The mother of a Fife Black Watch soldier believes she has finally solved the mystery of her son’s death 14 years after his body was recovered from the River Tay at Dundee.
In an exclusive interview with The Courier, Mrs Catherine Kinnear 63, who lives near Strathmiglo, said she now believes her son Gary was suffering from Post Traumatic Stress Disorder (PTSD) and, while she will never know for certain, now accepts that he probably committed suicide.
Mrs Kinnear, who remains “heartbroken” at the loss of her son, has spent more than a decade seeking answers as to how he mysteriously went missing a month before his remains were found.
Now, having read a copy of the 2015 PTSD book ‘Aftershock’ by Matthew Green, and having spoken to army veterans in England, she believes that her son was so affected by trauma, including witnessing the loss of colleagues in Iraq, that he took his own life.
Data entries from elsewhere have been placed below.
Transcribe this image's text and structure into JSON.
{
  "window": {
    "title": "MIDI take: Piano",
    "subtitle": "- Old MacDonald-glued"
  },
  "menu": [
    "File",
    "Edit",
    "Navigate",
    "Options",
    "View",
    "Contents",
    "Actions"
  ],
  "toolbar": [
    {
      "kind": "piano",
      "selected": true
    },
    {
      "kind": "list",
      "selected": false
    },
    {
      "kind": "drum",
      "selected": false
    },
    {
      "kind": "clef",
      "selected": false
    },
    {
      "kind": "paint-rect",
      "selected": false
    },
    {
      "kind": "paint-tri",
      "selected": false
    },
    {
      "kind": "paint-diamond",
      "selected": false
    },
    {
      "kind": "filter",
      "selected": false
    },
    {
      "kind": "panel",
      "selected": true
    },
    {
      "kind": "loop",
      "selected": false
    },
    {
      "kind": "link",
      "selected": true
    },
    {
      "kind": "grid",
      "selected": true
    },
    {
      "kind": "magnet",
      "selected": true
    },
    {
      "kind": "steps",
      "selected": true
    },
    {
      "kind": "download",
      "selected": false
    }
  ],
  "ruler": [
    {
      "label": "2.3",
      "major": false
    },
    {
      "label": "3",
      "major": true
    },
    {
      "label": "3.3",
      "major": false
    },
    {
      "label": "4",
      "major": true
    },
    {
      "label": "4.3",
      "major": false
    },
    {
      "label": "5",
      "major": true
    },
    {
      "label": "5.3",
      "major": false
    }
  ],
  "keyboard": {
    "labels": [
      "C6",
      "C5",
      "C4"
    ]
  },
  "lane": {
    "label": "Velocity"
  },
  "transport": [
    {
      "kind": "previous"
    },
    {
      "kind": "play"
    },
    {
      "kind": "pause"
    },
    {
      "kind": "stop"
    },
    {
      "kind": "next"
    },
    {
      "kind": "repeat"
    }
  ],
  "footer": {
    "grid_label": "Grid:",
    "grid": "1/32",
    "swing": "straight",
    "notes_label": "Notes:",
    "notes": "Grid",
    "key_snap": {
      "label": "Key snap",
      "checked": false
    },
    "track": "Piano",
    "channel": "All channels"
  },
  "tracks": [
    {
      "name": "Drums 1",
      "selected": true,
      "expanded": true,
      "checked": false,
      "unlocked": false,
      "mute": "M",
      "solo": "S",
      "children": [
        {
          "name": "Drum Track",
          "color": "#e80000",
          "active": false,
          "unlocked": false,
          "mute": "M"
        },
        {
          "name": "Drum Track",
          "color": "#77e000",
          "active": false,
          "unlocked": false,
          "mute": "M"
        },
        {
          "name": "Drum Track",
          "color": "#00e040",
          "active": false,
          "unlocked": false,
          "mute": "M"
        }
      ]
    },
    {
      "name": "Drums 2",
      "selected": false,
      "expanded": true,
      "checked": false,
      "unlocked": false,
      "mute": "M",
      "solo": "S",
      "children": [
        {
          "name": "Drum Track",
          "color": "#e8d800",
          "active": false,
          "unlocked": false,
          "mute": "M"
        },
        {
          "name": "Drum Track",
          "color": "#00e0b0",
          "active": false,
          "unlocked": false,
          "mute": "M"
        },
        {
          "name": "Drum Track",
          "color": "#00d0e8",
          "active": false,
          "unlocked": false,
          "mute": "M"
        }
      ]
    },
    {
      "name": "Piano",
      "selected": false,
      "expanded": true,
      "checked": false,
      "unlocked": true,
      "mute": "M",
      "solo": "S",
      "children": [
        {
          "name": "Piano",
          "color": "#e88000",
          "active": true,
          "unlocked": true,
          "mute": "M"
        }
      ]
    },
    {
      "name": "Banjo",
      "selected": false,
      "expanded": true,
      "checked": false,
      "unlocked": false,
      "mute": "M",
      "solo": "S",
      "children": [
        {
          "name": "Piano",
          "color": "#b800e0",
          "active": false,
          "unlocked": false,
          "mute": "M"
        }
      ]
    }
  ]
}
“If I’d known half of what I know now about PTSD, then my son would still be with us today, I’m sure of it,” she said.
“If I’d known about the kind of stresses he’d been under I might have been able to help – to speak to him about it.
“Having read what others have been through, I now believe he went into the water at Dundee by himself – not because he wanted to die – but as a cry for help.
“It breaks my heart to think what he must have been going through but I’m determined now to raise awareness about this condition. Because what I’ve learned from army veterans in recent weeks is that there are so many still out there whose heads are a mess.”
Gary, who served with the 1st Battalion Black Watch on their first tour of Iraq in 2003, and his wife Michelle, had been drinking in a nightclub in St Andrews Street, Dundee, on Saturday November 1, 2003, when he told her he needed some fresh air.
He never returned to the club. Michelle went home and the following morning when Gary still hadn’t returned, she contacted police in Dundee.
Private Kinnear, who was 31, was due to join his regiment in Germany the following Wednesday.
When he didn’t turn up for duty, the Army posted him AWOL.
On December 5, around five weeks after Gary went missing, the police and RNLI were searching the Tay for an elderly lady missing in Dundee when they found his body.
Catherine said the body was so badly decomposed that they needed to check dental records.
The post mortem stated he’d died by salt water drowning. She was told it appeared to be a “tragic accident”.
But until now, Catherine, who has four other grown up children, has said she had no idea what happened.
She no longer has any contact with Michelle.
Gary, a former pupil of Bell Baxter High School in Cupar, had joined the Black Watch eight years before his death. He had served in Hong Kong, Kosovo and spent four months in Iraq.
His military funeral was held at Kirkcaldy Crematorium on December 16, 2003, and his ashes were buried with his grandparents in Falkland Cemetery.
Mrs Kinnear, whose son was opposed to the controversial 2003 invasion of Iraq, has been assisted with her case by North East Fife MP Stephen Gethins.
Mr Gethins said: “The wars of recent years in Iraq, Afghanistan and elsewhere have come at a high cost in terms of lives lost by UK and other service personnel, and those who have died in the countries affected.
“However, the cost of the conflict does not end when our armed services return home; the trauma of war can have a huge impact on their physical and mental health and also affect their families.
“That is why it is so important that we take care of our veterans when they come back. Veterans like Gary can be deeply affected by their experiences and the scars, seen and unseen, that remain.
“At this year’s Remembrance commemorations spare a thought for those, like Gary and his family, affected by war and the heavy price they have paid.”
The Ministry of Defence has said it treats Post Traumatic Stress Disorder as a “top priority”.
It says it has robust systems in place, at home and on operations, to help those that need support and is committed to reducing the stigma of mental illness to encourage more personnel to come forward with any problems.
Thousands leave the Armed Forces every year and the vast majority make a successful transition to civilian life, the MoD says.
But for those that have difficulty making the adjustment there is still a wide range of help and support available.